■ Task instructions ■
Wherever a line in the data below holds "startIcon", copy that line.

Segment Start: Data records

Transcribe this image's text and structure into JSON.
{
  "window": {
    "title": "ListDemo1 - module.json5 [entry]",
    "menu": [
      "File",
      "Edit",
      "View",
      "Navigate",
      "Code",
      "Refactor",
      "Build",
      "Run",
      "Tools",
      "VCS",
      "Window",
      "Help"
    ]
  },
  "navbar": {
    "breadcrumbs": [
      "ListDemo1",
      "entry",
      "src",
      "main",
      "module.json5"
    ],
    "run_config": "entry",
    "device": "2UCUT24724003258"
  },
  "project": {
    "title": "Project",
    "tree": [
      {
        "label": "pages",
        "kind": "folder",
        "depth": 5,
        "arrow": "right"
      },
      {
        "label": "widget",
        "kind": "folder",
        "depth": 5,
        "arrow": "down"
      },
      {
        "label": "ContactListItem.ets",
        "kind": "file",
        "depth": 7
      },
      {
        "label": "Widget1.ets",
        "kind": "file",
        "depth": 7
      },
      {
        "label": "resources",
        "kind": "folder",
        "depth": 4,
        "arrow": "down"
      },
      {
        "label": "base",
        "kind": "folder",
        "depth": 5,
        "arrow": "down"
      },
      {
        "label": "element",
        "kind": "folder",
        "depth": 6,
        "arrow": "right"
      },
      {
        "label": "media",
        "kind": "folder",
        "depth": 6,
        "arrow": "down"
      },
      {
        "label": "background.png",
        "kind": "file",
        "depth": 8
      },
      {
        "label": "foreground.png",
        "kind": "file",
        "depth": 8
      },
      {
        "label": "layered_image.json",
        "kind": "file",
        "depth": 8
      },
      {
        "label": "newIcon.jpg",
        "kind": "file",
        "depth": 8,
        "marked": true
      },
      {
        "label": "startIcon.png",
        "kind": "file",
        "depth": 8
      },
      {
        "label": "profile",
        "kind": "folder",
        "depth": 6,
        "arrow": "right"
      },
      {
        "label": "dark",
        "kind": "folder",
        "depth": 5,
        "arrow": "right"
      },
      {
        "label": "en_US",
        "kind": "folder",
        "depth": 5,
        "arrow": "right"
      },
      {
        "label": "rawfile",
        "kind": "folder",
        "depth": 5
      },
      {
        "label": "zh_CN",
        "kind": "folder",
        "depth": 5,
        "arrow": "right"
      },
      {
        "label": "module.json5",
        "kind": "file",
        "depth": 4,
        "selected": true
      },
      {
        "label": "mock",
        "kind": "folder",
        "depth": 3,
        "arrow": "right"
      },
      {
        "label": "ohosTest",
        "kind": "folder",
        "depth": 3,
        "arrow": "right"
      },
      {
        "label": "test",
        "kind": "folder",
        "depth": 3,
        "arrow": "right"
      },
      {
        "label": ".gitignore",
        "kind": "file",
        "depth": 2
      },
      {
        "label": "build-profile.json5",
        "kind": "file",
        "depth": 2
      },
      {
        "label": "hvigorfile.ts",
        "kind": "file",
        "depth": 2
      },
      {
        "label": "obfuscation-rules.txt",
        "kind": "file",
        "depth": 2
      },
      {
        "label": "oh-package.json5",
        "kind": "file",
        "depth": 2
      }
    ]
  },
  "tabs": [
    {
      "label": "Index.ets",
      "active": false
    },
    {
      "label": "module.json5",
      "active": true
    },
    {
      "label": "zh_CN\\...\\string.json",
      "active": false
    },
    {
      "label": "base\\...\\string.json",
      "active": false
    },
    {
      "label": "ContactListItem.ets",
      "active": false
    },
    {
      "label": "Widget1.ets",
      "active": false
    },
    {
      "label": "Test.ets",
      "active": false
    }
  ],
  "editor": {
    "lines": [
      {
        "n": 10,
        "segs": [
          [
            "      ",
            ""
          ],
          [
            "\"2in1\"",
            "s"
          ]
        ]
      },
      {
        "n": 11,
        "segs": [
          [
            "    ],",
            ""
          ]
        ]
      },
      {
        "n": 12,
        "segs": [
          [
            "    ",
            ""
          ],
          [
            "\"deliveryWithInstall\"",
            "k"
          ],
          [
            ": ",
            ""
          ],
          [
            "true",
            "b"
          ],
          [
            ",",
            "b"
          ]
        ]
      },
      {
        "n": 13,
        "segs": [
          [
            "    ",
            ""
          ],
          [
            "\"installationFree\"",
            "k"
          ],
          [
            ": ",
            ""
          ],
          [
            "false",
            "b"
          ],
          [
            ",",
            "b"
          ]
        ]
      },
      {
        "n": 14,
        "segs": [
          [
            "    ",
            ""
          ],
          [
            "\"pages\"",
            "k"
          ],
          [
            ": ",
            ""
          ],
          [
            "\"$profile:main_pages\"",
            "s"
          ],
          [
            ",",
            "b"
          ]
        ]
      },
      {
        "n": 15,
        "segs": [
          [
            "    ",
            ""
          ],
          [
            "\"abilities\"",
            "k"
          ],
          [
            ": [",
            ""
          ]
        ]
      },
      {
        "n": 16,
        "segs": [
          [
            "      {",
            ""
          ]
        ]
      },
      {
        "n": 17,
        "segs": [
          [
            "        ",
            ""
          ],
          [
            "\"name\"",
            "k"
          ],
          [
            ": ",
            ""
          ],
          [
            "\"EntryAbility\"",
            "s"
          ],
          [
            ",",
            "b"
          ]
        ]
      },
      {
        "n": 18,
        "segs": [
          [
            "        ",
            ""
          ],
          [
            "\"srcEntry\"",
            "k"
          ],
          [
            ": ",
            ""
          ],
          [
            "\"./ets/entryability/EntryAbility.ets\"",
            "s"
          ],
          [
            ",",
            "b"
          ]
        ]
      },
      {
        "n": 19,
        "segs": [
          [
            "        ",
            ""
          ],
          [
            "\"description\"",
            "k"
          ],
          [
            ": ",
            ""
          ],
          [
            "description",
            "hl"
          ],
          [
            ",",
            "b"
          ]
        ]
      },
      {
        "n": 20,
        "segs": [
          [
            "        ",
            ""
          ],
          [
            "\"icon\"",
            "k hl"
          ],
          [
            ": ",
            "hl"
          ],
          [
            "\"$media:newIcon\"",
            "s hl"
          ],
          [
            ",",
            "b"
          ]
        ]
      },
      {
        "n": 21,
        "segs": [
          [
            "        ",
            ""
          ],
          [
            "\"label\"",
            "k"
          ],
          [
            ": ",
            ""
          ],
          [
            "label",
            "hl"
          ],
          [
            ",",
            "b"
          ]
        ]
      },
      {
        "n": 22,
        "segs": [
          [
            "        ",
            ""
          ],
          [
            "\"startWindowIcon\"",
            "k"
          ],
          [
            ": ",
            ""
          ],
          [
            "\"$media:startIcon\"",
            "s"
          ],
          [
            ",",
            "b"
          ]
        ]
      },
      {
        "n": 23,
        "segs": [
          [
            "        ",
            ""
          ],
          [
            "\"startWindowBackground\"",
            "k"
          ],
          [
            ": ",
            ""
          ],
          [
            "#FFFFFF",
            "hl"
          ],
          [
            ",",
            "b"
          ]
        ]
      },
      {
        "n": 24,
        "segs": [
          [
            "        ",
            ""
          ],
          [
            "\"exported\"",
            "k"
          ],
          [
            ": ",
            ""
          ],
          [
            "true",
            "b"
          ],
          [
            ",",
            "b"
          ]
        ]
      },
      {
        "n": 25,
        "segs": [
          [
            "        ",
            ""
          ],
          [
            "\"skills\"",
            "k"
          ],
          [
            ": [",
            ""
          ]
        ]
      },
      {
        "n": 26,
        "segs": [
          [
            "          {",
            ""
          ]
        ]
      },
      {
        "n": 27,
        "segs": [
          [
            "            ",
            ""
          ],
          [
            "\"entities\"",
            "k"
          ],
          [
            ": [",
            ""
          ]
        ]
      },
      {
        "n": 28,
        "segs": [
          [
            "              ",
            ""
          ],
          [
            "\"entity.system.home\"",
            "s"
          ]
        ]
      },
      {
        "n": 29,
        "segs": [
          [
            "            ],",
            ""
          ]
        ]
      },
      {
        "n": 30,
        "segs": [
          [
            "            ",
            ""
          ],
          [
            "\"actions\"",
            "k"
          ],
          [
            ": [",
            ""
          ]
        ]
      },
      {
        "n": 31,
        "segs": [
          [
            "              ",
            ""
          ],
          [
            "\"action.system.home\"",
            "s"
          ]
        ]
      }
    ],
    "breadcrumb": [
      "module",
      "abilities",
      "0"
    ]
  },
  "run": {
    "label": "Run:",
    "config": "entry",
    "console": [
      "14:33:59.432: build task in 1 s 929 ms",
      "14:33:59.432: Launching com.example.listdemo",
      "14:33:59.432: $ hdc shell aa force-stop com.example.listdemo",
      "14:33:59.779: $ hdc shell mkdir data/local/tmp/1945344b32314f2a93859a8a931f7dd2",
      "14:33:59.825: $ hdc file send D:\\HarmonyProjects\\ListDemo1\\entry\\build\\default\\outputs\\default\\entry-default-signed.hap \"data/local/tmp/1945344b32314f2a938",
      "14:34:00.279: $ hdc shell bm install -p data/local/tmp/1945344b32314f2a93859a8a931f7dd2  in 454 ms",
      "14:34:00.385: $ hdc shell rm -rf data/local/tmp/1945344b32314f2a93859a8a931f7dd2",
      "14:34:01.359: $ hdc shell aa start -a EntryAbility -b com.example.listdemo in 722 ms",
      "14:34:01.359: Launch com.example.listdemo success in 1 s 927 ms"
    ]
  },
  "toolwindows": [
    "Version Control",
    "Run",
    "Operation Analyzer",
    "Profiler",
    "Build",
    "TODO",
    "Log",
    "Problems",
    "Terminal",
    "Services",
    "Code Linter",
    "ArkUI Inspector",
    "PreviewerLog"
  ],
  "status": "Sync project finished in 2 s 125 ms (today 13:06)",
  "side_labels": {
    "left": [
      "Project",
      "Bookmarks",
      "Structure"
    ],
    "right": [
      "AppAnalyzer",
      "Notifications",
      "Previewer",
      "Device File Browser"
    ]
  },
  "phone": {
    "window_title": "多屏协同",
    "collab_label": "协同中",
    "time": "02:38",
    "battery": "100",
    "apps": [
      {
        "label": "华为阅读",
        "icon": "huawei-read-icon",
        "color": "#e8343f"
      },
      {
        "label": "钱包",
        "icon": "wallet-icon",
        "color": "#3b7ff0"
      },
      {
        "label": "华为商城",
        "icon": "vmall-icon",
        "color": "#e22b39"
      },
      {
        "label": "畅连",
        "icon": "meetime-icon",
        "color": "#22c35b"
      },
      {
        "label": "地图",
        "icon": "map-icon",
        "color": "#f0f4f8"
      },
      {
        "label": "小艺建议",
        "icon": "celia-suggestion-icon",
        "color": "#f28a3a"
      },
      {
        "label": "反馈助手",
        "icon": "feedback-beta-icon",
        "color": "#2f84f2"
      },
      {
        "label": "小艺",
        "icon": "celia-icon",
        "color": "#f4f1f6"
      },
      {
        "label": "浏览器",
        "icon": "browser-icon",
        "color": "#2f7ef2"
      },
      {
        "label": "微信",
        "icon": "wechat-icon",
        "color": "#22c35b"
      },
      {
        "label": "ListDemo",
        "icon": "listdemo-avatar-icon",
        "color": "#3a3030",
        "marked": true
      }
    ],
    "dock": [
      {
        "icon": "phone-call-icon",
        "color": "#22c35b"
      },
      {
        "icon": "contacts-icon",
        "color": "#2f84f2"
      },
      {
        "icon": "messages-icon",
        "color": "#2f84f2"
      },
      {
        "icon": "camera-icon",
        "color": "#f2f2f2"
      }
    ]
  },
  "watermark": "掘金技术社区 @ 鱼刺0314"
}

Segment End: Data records

■ Answer section ■
        "label": "startIcon.png",
            "\"$media:startIcon\"",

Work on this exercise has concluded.